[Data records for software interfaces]
****************************************

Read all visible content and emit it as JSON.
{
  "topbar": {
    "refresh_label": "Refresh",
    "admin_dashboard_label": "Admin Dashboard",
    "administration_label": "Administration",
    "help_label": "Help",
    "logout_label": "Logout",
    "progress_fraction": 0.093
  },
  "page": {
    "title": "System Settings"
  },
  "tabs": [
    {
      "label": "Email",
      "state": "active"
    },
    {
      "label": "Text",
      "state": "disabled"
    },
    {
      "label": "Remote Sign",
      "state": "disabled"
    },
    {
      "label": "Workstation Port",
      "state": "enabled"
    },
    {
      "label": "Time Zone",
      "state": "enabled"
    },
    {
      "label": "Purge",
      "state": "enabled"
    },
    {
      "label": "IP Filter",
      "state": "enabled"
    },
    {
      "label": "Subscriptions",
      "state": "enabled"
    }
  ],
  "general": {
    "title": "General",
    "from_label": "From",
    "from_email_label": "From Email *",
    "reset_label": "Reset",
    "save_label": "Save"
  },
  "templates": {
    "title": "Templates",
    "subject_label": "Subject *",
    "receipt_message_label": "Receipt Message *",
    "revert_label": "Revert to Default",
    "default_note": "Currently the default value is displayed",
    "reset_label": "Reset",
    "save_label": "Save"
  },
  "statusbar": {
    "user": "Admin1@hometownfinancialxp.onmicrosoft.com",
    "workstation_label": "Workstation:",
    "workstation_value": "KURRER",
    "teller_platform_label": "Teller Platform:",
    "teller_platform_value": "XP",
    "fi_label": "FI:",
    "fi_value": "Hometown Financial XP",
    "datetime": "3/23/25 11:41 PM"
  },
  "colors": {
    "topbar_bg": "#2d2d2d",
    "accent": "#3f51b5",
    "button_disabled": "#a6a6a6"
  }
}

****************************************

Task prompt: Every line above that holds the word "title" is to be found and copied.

Exercise solution:
    "title": "System Settings"
    "title": "General",
    "title": "Templates",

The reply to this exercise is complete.